Qatar Airways has said that it would push forward with plans to buy a stake in American Airlines even though the US-based carrier just recently ended their codeshare agreement.
American just announced that it was ending codeshare pacts with Qatar Airways and Etihad Airways as “an extension of our stance against the illegal subsidies that these carriers receive from their governments”. Both Gulf based carriers have denied the allegations.
American’s decision to end the agreements which allow airlines to book passengers on each other’s flights, intensifies a dispute between U.S. carriers and Gulf competitors over competitive advantages.
Qatar Airways Chief Executive Akbar Al-Baker said on Thursday he was upset by the decision, but it would not have an impact on the Middle East carrier’s plans to buy up to a 10% stake in American, announced last month.
“Our stock purchase request and filing is going ahead as normal. We had to clarify certain questions of the regulator, which we compiled with”, Al-Baker said.
Qatar Airways sent a revised antitrust filing to U.S. regulators on Wednesday seeking clearance to buy up to a 10 percent stake in the U.S. carrier, according to the filing.
A stake in American would be a boon to Qatar Airways’ investment portfolio, which already boasts of a 20% stake in British Airways-owner International Airlines Group (ICAG.L) and 10% of South America’s LATAM LAN.SN.
American Airlines CEO Doug Parker, however, declared in a letter to his employees last month that “We aren’t particularly excited about Qatar’s outreach” and that it was head-scratching given the U.S. carrier’s very public stance on state support given to Gulf carriers.
American and several other U.S. carriers have alleged that state subsidies allow Qatar Airways, Etihad and Emirates to offer lower fares and more services to long-haul, international travelers.
They are urging the Trump government to limit the Middle Eastern carriers’ access to U.S. airports, and the White House is considering their request, according to government officials and airline executives who have knowledge regarding the situation.
Al-Baker clapped back at American’s decision to end the code-share agreement was “not in the spirit of the Oneworld alliance” and that Qatar Airways had other partners in the United States “who want to work with us”.
Qatar Airways, American Airlines, IAG’s British Airways, Iberia and LATAM are all members of the one world airline alliance.
Al-Baker previously said Qatar Airways would purchase American shares on the open market before formally seeking board approval from the U.S. carrier to increase its ownership.

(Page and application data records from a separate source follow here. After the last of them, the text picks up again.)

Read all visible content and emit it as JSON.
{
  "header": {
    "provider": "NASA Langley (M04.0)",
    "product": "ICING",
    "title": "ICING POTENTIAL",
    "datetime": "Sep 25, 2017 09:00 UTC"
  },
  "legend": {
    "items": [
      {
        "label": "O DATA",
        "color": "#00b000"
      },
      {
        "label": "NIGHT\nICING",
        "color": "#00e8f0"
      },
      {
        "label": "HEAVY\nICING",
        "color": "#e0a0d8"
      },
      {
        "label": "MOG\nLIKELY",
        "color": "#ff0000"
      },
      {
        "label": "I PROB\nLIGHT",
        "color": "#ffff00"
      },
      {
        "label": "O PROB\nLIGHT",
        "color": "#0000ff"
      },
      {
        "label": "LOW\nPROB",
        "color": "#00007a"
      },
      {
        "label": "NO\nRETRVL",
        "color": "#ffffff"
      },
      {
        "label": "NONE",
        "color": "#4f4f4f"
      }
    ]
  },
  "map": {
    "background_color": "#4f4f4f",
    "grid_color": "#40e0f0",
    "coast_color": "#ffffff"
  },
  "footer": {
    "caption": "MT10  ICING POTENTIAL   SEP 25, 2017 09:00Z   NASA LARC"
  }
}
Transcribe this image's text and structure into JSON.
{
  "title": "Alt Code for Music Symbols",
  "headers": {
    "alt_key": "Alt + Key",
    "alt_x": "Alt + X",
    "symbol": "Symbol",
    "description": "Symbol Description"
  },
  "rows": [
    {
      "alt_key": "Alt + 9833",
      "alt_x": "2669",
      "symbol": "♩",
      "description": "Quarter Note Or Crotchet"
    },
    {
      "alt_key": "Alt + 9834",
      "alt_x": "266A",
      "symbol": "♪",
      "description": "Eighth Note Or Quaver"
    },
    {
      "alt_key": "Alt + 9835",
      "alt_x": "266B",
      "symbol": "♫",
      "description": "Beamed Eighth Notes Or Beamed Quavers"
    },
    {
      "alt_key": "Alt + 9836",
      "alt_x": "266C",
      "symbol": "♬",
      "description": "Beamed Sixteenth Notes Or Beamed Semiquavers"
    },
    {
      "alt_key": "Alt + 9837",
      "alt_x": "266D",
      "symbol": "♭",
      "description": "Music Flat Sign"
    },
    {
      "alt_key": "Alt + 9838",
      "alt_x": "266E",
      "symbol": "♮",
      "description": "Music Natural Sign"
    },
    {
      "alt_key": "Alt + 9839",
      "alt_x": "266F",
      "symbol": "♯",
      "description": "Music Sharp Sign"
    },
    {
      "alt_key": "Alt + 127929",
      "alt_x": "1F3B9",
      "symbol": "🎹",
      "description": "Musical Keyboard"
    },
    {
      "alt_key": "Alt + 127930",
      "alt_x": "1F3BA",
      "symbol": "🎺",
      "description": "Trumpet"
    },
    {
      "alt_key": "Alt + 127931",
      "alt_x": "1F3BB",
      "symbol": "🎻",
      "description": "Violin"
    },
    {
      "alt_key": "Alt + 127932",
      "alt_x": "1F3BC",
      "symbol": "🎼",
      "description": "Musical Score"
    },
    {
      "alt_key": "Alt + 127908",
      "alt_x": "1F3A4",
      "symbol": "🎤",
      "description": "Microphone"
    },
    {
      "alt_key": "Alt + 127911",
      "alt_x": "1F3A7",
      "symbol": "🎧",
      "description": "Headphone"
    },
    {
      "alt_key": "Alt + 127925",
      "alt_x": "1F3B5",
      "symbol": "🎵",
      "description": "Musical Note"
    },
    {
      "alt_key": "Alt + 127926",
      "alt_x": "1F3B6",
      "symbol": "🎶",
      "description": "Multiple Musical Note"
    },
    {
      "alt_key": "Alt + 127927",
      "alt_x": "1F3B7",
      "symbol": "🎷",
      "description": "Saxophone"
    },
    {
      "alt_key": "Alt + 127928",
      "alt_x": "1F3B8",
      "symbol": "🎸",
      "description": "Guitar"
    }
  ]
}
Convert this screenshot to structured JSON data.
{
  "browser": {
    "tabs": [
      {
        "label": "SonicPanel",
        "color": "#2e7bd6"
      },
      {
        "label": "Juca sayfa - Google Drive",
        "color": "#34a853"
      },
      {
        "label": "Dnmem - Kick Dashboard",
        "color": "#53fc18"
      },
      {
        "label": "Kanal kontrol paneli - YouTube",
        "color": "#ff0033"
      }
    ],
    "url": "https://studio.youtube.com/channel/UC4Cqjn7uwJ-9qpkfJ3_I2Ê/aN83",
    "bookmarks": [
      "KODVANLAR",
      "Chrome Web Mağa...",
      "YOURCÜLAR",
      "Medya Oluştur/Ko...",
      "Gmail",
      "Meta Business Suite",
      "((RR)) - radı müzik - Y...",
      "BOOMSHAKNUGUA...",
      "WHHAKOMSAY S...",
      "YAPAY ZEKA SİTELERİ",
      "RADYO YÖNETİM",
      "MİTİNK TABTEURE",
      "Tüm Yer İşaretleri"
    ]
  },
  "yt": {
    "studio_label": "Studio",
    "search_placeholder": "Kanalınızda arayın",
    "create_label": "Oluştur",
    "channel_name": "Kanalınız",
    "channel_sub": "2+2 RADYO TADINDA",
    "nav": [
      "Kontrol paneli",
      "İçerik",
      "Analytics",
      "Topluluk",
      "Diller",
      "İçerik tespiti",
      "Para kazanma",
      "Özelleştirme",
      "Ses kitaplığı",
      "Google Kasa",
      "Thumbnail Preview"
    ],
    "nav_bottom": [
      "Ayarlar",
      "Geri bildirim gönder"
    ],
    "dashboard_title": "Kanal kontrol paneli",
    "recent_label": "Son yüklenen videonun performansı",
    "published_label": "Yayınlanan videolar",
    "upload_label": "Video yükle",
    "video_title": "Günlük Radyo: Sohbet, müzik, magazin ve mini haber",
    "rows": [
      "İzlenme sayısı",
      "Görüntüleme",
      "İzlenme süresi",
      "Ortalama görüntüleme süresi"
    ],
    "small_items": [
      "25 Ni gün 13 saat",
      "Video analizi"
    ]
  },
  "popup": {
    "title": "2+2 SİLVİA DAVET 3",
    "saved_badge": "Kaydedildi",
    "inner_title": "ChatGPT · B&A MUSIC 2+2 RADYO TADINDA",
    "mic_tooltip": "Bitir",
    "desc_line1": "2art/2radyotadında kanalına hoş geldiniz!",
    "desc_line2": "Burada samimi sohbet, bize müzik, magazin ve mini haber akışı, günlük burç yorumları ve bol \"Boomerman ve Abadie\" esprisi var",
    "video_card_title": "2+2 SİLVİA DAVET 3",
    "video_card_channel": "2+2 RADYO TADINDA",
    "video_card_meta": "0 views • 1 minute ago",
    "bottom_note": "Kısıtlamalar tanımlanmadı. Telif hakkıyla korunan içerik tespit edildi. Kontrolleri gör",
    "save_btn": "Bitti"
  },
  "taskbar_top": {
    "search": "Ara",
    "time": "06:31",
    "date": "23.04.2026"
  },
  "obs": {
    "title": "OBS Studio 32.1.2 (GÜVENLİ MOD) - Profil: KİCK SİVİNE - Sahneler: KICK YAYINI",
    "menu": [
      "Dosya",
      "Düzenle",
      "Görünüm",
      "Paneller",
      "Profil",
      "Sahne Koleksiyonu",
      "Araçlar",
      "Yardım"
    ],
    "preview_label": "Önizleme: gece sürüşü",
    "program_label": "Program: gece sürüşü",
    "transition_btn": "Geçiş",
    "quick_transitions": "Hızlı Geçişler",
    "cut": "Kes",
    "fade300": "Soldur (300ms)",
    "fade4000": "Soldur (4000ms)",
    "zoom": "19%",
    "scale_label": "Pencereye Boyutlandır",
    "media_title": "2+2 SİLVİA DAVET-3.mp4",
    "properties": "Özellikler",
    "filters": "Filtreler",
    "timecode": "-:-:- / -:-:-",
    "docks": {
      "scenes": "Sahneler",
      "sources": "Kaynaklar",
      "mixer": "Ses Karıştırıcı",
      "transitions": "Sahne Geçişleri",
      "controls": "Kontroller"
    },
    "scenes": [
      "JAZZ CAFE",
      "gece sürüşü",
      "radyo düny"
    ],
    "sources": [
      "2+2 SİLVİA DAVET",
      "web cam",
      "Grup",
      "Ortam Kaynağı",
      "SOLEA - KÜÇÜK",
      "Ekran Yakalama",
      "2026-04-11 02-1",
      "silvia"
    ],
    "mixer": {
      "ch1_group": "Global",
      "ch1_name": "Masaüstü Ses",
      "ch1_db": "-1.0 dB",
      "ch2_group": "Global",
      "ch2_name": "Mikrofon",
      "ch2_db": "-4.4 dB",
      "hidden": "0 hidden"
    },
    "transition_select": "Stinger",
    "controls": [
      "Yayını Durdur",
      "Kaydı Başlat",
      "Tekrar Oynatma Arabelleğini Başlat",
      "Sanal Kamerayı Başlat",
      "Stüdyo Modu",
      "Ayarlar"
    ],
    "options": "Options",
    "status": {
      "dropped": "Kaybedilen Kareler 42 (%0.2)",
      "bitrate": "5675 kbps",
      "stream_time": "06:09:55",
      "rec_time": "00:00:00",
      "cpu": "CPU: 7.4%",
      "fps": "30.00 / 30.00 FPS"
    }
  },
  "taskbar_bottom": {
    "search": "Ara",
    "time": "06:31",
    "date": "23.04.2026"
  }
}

The U.S. airline’s own rules entail advance approval from its board for the purchase of a stake of 4.75 percent or more.
American said on Wednesday that cancelling code-sharing agreements with Qatar Airways and Etihad would not have a major financial impact for the U.S. carrier.
Etihad, which flies to six U.S. cities, zinged American of being “anti-competitive” and “anti-consumer” and said it was disappointed with the decision.
An interline relationship between Etihad and American, which allows customers from two airlines to buy connecting flights on one ticket, would remain in place to connect passengers to secondary markets, an Etihad spokeswoman said.